Hamburg, a German port city, is home to an innovative red-brick factory where discarded cocoa bean shells are transformed into a remarkable black powder known as biochar. This pioneering substance might prove to be a game changer in the fight against climate change.
Biochar, produced by heating cocoa shells to 600 degrees Celsius without oxygen, is a unique process that sequesters greenhouse gases. The end product has diverse applications; it can be used as a green fertilizer, an ingredient in eco-friendly concrete, or as a method to store carbon.
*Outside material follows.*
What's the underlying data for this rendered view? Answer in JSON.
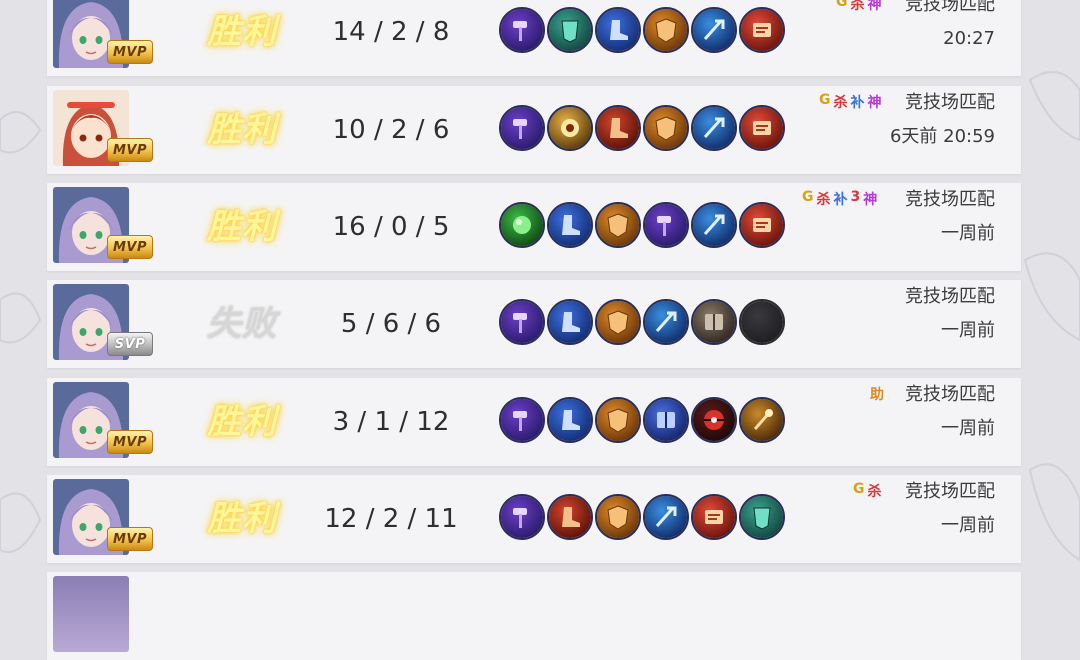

Despite the infancy of the biochar industry, it holds tremendous potential to capture carbon from the atmosphere. The UN’s Intergovernmental Panel on Climate Change (IPCC) suggests biochar could potentially sequester 2.6 billion of the 40 billion tonnes of CO2 humans produce annually. However, scaling this technology remains a considerable challenge.
Circular Carbon’s CEO Peik Stenlund stated, “We are reversing the carbon cycle” at the Hamburg biochar plant, one of Europe’s largest. The plant utilizes spent cocoa shells from a nearby chocolate factory, sequestering the CO2 within the shells, which would otherwise be released during decomposition.
David Houben, an environmental scientist at France’s UniLaSalle institute, says that carbon can be stored in biochar “for centuries”. Each ton of biochar or bio coal can contain the equivalent of 2.5 to 3 tons of CO2.
Historically, indigenous populations in the Americas utilized biochar as a fertilizer. Its rediscovery in the 20th century arose from scientists studying highly fertile soils in the Amazon basin. Biochar’s unique structure aids crops by enhancing soil’s water and nutrient absorption capabilities.
Despite the promise of this technique, there are hurdles to be overcome for widespread adoption. These include adapting to different soil types, localizing the process to limit carbon emissions from transport, and overcoming the high costs currently associated with its production.
Houben suggests that beyond agriculture, other sectors such as construction could use biochar, specifically in the manufacture of ‘green’ concrete. Another proposed revenue source is selling carbon certificates to companies aiming to offset their emissions.
With biochar included in Europe’s regulated carbon certificate system, CEO Stenlund anticipates strong growth in the sector. His company is planning to open three additional production sites soon.
Across Europe, biochar projects are on the rise. The biochar industry federation predicts that production could double to 90,000 tonnes this year, compared to 2022.